||Basics that will help you take care of yourself so that you can
feel and be the best you can be include eating right, exercising in
a way that you enjoy, listening to your body to get enough "down
time", and reaching out to those who care about you.
Eat regularly, eat the right foods, and get enough fluids, and
you will think better, feel better and generally be in a calmer
food. Skipping meals or eating foods with high sugar content can
make you a little irritable or even lower your energy levels.
Do Exercise That You Enjoy
There is a type of movement for everybody. It could be dance or

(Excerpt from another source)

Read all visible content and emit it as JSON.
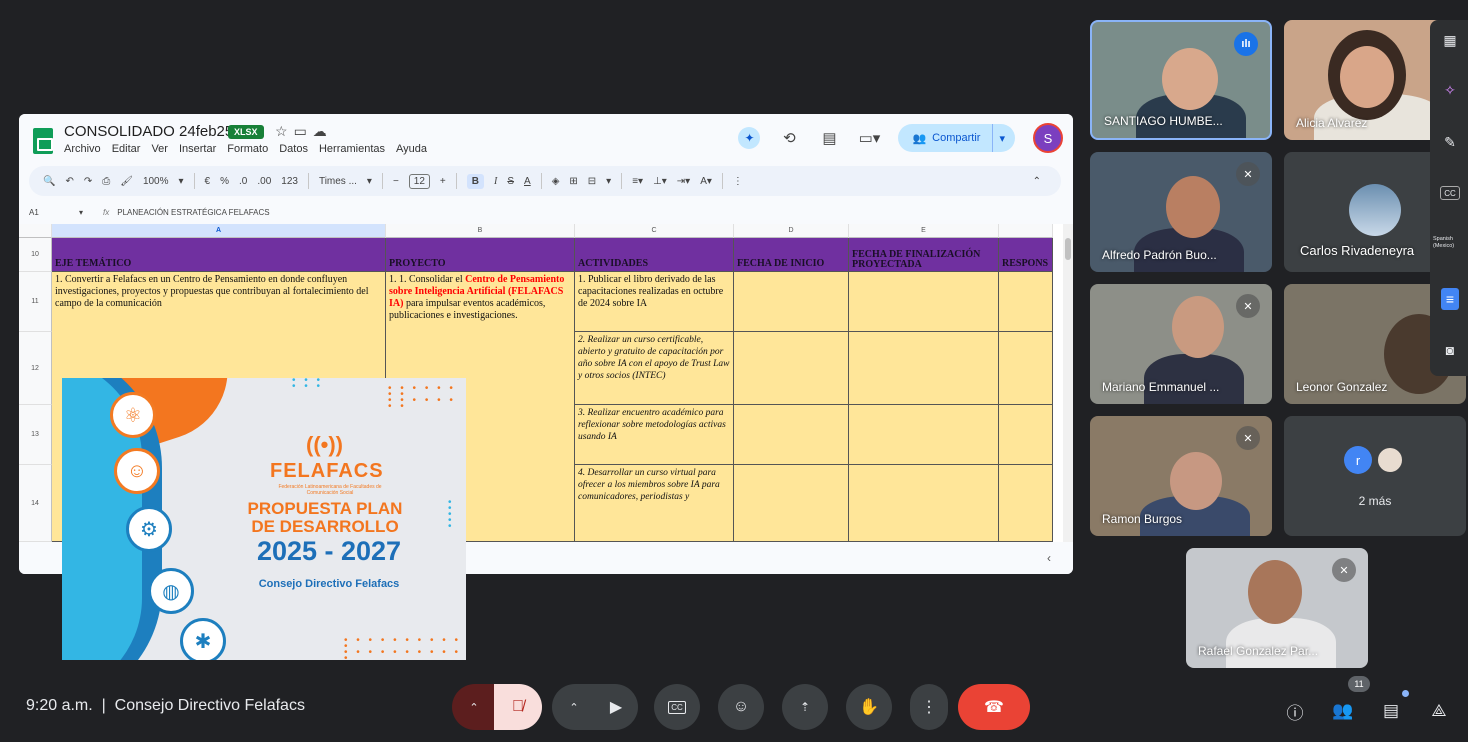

yoga or volleyball. Some young women enjoy team activities, and some
prefer individual activities. Some exercise can be both. For example, skiing and
running are individual sports, but can be fun with others.
One day you may enjoy a competitive team sport and the next
day a different type of movement, like yoga. What types of movement are best for you?
Rest or Do Down-time When Your Body Needs It
We all need unplanned down-time. It's ok to not go to the mall
with your friends if you feel like staying in for a movie, or to
read a good book. Hanging out with your cat, or by yourself is also
necessary to be healthy. Listening to your body will enhance your
health. Research shows that following your body cues generally leads
to a healthier you.
Identifying What You Need
We have different needs at different times. Sometimes we need to
be active and with people, and sometimes we need to be quiet and
with just one close friend.
A good exercise is to ask yourself : What do I need right
Reaching Out To Those You Trust
I often ask young women, "Who can you talk to? Who would you
reach out to if you needed an adult's
time or opinion? Who do you feel comfortable talking to?"
A good way to take care of yourself is to have a few adults as
well as friends that you can reach out to.
Here is an exercise to help you define some adults that you can
talk to. First, find some quiet time. Get your journal or pad of paper to jot down your ideas. Think
of an adult that you feel comfortable and safe with. Usually this is
someone who is non-judgmental and trustworthy. It could be a parent,
neighbor, teacher, librarian, someone at church, or a relative.
Think about various adults that you meet during the week. Then think
of a classmate or someone your age who you feel is similar. Begin
your list, and add to it as days go by. Sometimes it takes time to
develop. It always helps to have a growing listů When you identify a
person, reach out a little bit at a time. See how it feels to talk
with that person. If it doesn't work out, remember that there are
people out there that are trustworthy...that you can talk to. Keep
trying...it's worth the effort!